The supported password-change protocols are:

  1. The NetUserChangePassword protocol
  2. The NetUserSetInfo protocol
  3. The Kerberos change-password protocol (IETF Internet Draft Draft-ietf-cat-kerb-chg-password-02.txt) [port 464]
  4. Kerberos set-password protocol (IETF Internet Draft Draft-ietf-cat-kerberos-set-passwd-00.txt) [port 464]
  5. Lightweight Directory Access Protocol (LDAP) write-password attribute (if 128-bit Secure Sockets Layer [SSL] is used)
  6. XACT-SMB for pre-Microsoft Windows NT (LAN Manager) compatibility

Change-password operations require that the user’s current password be known before the change is allowed. Set-password operations do not have this requirement, but are controlled by the Reset Password permissions on the account.

When you are using LDAP (method 5), the domain controller and the client must both be able to use 128-bit SSL to protect the connection. If the domain controller is not configured for SSL or if appropriately long keys are not available, the password-change write is denied.

An Active Directory domain controller listens for change-password requests on all of these protocols.

As stated earlier in this article, different protocols are used in different circumstances. For example:

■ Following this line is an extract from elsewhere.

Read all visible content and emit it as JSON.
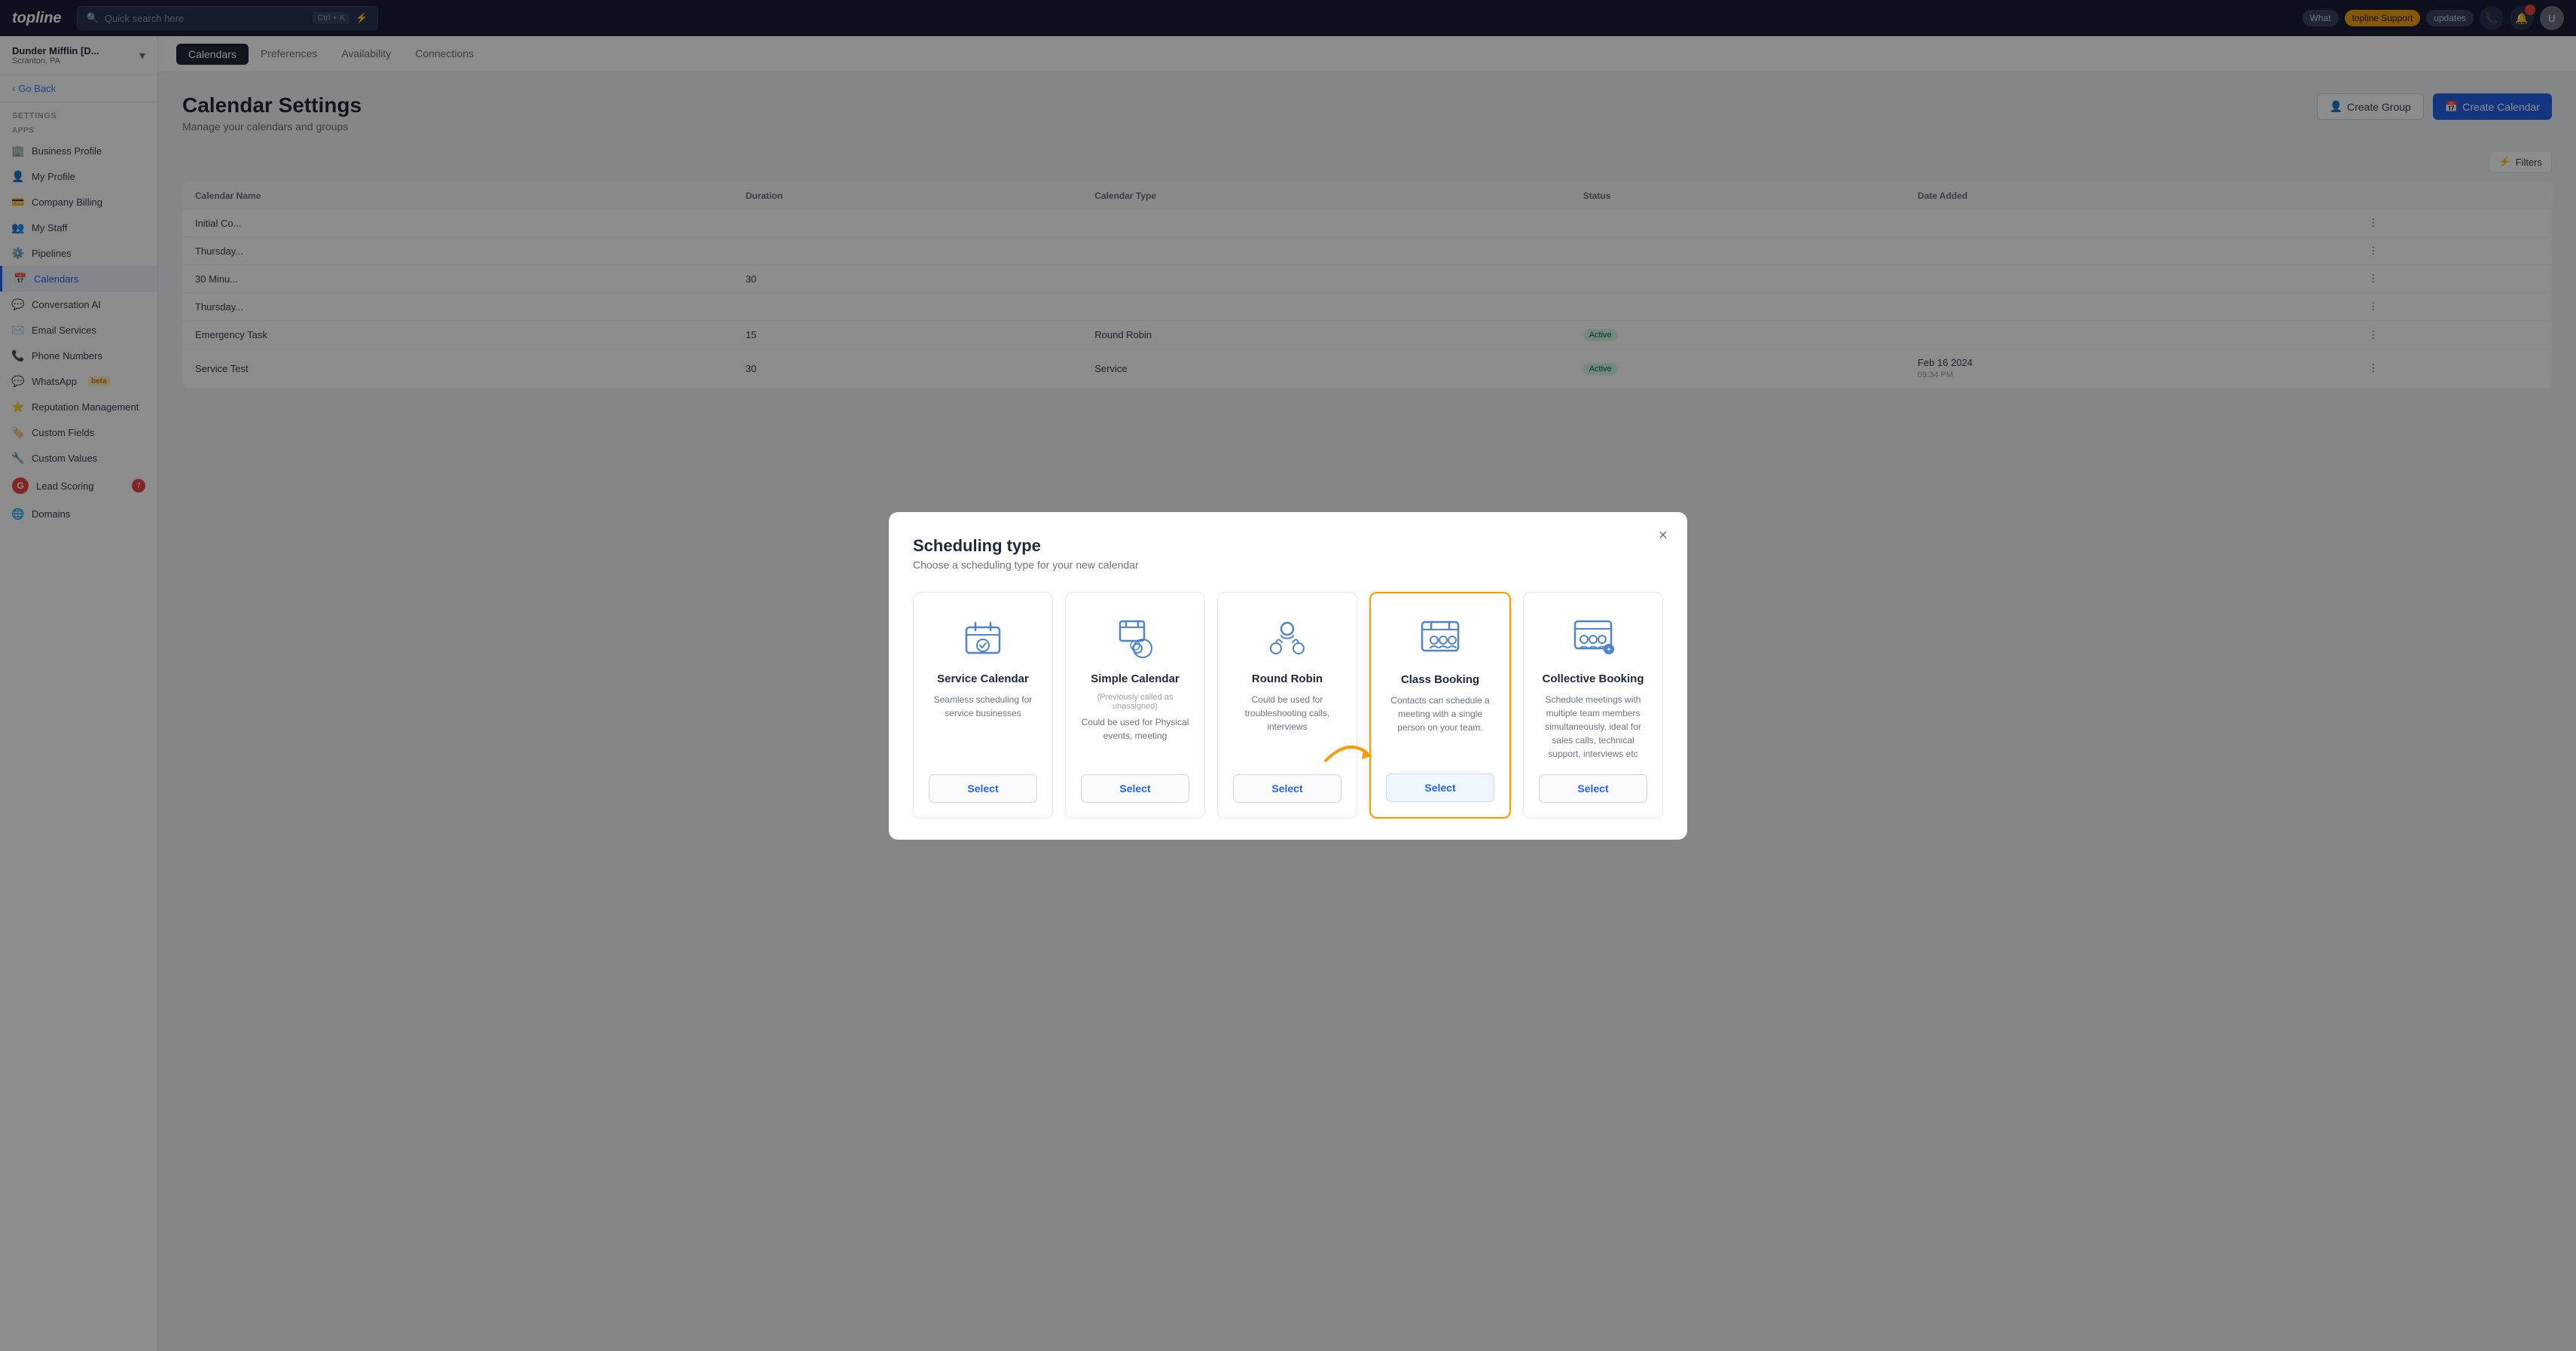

  • Interoperable Kerberos clients use the Kerberos protocols. UNIX-based systems with MIT Kerberos version 5 1.1.1 can change user passwords in a Windows-based domain by using the Kerberos change-password protocol (method 3).
  • When a user changes his or her own password by pressing CTRL+ALT+DELETE and then clicking Change Password, Windows NT up to Windows 2003 the NetUserChangePassword mechanism (method 1) is used if the target is a domain. From Windows Vista onwards, the Kerberos change password protocol is used for domain accounts. If the target is a Kerberos realm, the Kerberos change-password protocol (method 3) is used.
  • Requests to change a password from computers that are running Microsoft Windows 95/Microsoft Windows 98 use XACT-SMB (method 6).
  • A program that uses the ChangePassword method on the Active Directory Services Interface (ADSI) IaDSUser interface first tries to change the password by using LDAP (method 5), and then by using the NetUserChangePassword protocol (method 1).
  • A program that uses the SetPassword method on the ADSI IaDSUser interface first tries to change the password by using LDAP (method 5), then the Kerberos set-password protocol (method 4), and then the NetUserSetInfo protocol (method 2).
  • The Active Directory Users and Computers snap-in uses ADSI operations for setting user passwords.

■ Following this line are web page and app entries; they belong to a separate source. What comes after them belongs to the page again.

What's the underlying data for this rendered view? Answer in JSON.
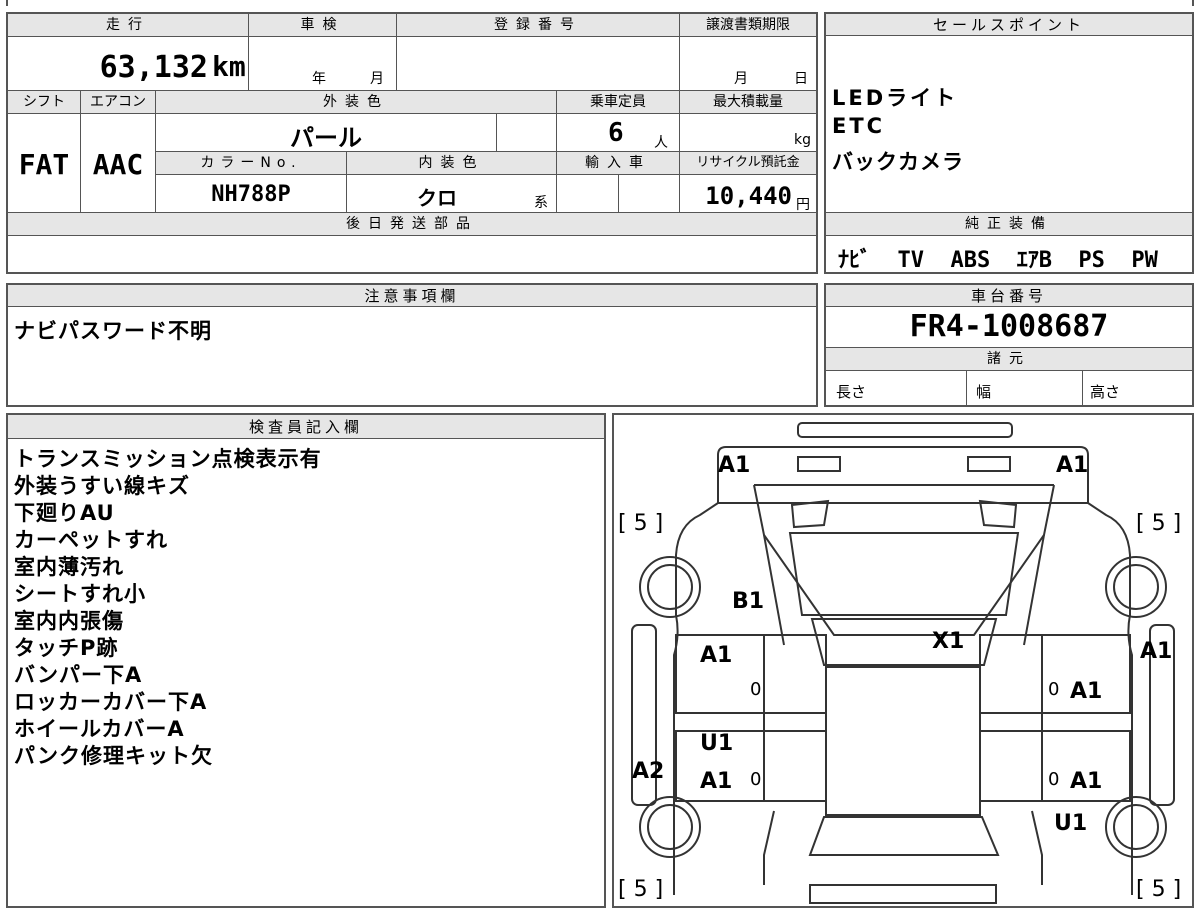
{
  "top_row": {
    "mileage_label": "走行",
    "inspection_label": "車検",
    "registration_label": "登録番号",
    "transfer_deadline_label": "譲渡書類期限",
    "mileage_value": "63,132",
    "mileage_unit": "km",
    "year_unit": "年",
    "month_unit": "月",
    "deadline_month": "月",
    "deadline_day": "日"
  },
  "second_row": {
    "shift_label": "シフト",
    "aircon_label": "エアコン",
    "exterior_color_label": "外装色",
    "capacity_label": "乗車定員",
    "max_load_label": "最大積載量",
    "shift_value": "FAT",
    "aircon_value": "AAC",
    "exterior_color_value": "パール",
    "capacity_value": "6",
    "capacity_unit": "人",
    "load_unit": "kg",
    "color_no_label": "カラーNo.",
    "interior_color_label": "内装色",
    "import_label": "輸入車",
    "recycle_label": "リサイクル預託金",
    "color_no_value": "NH788P",
    "interior_color_value": "クロ",
    "interior_color_suffix": "系",
    "recycle_value": "10,440",
    "recycle_unit": "円"
  },
  "later_parts": {
    "label": "後日発送部品",
    "value": ""
  },
  "sales_points": {
    "label": "セールスポイント",
    "items": [
      "LEDライト",
      "ETC",
      "バックカメラ"
    ]
  },
  "genuine_equipment": {
    "label": "純正装備",
    "value": "ﾅﾋﾞ  TV  ABS  ｴｱB  PS  PW"
  },
  "notes": {
    "label": "注意事項欄",
    "value": "ナビパスワード不明"
  },
  "chassis": {
    "label": "車台番号",
    "value": "FR4-1008687"
  },
  "specs": {
    "label": "諸元",
    "length": "長さ",
    "width": "幅",
    "height": "高さ"
  },
  "inspector": {
    "label": "検査員記入欄",
    "lines": [
      "トランスミッション点検表示有",
      "外装うすい線キズ",
      "下廻りAU",
      "カーペットすれ",
      "室内薄汚れ",
      "シートすれ小",
      "室内内張傷",
      "タッチP跡",
      "バンパー下A",
      "ロッカーカバー下A",
      "ホイールカバーA",
      "パンク修理キット欠"
    ]
  },
  "diagram": {
    "marks": {
      "front_left": "A1",
      "front_right": "A1",
      "bracket_tl": "[ 5 ]",
      "bracket_tr": "[ 5 ]",
      "bracket_bl": "[ 5 ]",
      "bracket_br": "[ 5 ]",
      "bonnet": "B1",
      "roof": "X1",
      "left_fender": "A1",
      "right_fender": "A1",
      "right_front_door": "A1",
      "left_rear_u": "U1",
      "left_rear_door": "A1",
      "left_rocker": "A2",
      "right_rear_door": "A1",
      "right_rear_u": "U1",
      "left_zero_1": "0",
      "left_zero_2": "0",
      "right_zero_1": "0",
      "right_zero_2": "0"
    }
  }
}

58 Replies to “KB264480”

  1. Every weekend i used to pay a visit this web site, because
    i want enjoyment, since this this site conations in fact pleasant funny material too.

    Look at my blog; sawa

  2. First of all I want to say awesome blog! I had a quick question which I’d like to ask if you do not mind.
    I was curious to know how you center yourself and clear your thoughts prior to writing.
    I have had a tough time clearing my mind in getting my thoughts out there.
    I do take pleasure in writing but it just seems like the first 10 to 15 minutes tend
    to be wasted simply just trying to figure out how to begin. Any
    recommendations or tips? Kudos!

    my web blog :: roots pelham

  3. naturally like your web-site however you need to tst the spelling on quite a few of your posts.
    A number of them are rife with spelling problems and I find it very troublesome to inform the truth nevertheless I’ll surely come again again.

    Alsoo visit my page … treat baldness

Leave a Reply